Sounds like the Scottish Government has rejected the yards business plan for post ferry work (which seemed to involve trying to get more frigate work subcontracted from BAE and even a whole RN ship to work on) and told them to come up with a commercial plan B.

Expat
Expat
4 months ago
Reply to  WatcherZero

Is that because it embarrassing for a essentially SNP run yard to rely on UK government orders I wonder.

John
John
4 months ago

When will the public have access to view the funding details of this project, why are FMEL still asking for many £millions to complete the Glen Sannox which is supposed to be around 98%complete , also the second ship seems to be going up in price by millions every month . As the majority of the fabrication is complete on hull 802 and the machinery / equipment items in place where are these extortionate additional costs coming from , surely not labour costs ?? Also why are FMEL asking £40 million to upgrade the yard facilities , where are these… Read more »

Supportive Bloke
Supportive Bloke
4 months ago
Reply to  John

Rework us always loads more expensive than getting it right first time.

ABCRodney
ABCRodney
4 months ago

Fergusons is a shipbuilder and unfortunately they bit of more than they could chew. But Scotland needs new Ferries and there is a long term need to build more the SNP stepped in and saved the yard. What an appalling partnership Fergusons management and SNP incompetence a marriage made in hell. The people suffering are the people and small businesses on the Islands and the ship yard staff both of whom face continuous uncertainty. Ferry‘s are getting bigger due to increased volumes of traffic and freight and sorry to say this but the Fergusons site is just too small and… Read more »

Gunbuster
Gunbuster
4 months ago

Getting UKMCGA approval for a vessel is a very big thing. It is a huge yearly task to achieve for existing vessels especially those that carry lots of people.
It covers everything including firefighting systems, alarms, lifeboats, life rafts, muster stations …How the designer produced a vessel that didn’t meet the requirements for getting passengers from point A to point B on the upper deck beggars belief.

Trevor G
Trevor G
4 months ago
Reply to  Gunbuster

Indeed.
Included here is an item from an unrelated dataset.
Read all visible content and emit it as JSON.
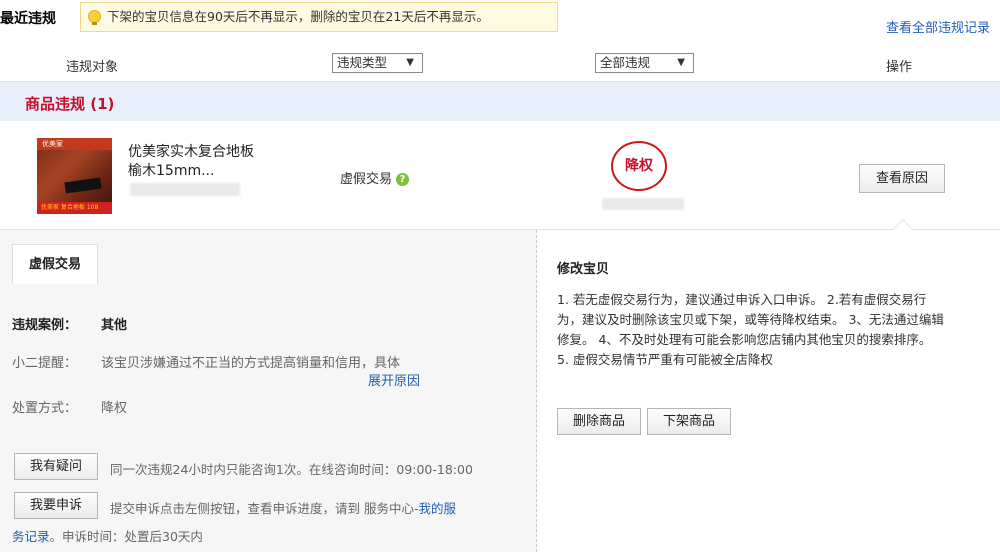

As an ex shipbuilder I find it quite unbelievable that they have flirted with delivering two ferries which would have been refused approval by the MCA after 8 years of liaison. These are basic design and certification issues that should have been addressed and sorted years ago. And don’t get me started on choosing a propulsion system which is effectively experimental and was chosen for virtue signalling rather than practical considerations.

Martyn B
Martyn B
4 months ago

Could have built 6 cheaper and quicker in othe countries. Would have also been quicker and cheaper at numerous Engilsh and Northern Irish shipyards.

marc
marc
4 months ago

Cabinet Secretary for Wellbeing Economy, Fair Work and Energy,says everything you need to know why Scotland is so fked up.

CGH
CGH
4 months ago

The Ferguson Ferry Fiasco will be shown worldwide in colleges as the perfect example as how Not to build ferries. Total incompetence & a national disgrace. And to think there were five tenders & Ferguson was the highest bidder, with no experience of building large ferries 🙈🙉🙊

SD67
SD67
4 months ago

Seriously, what’s the future for Fergusons? A bit of subcontracting for BAE maybe. Trawlers? Tugs? Forget the RN throwing them a bone methinks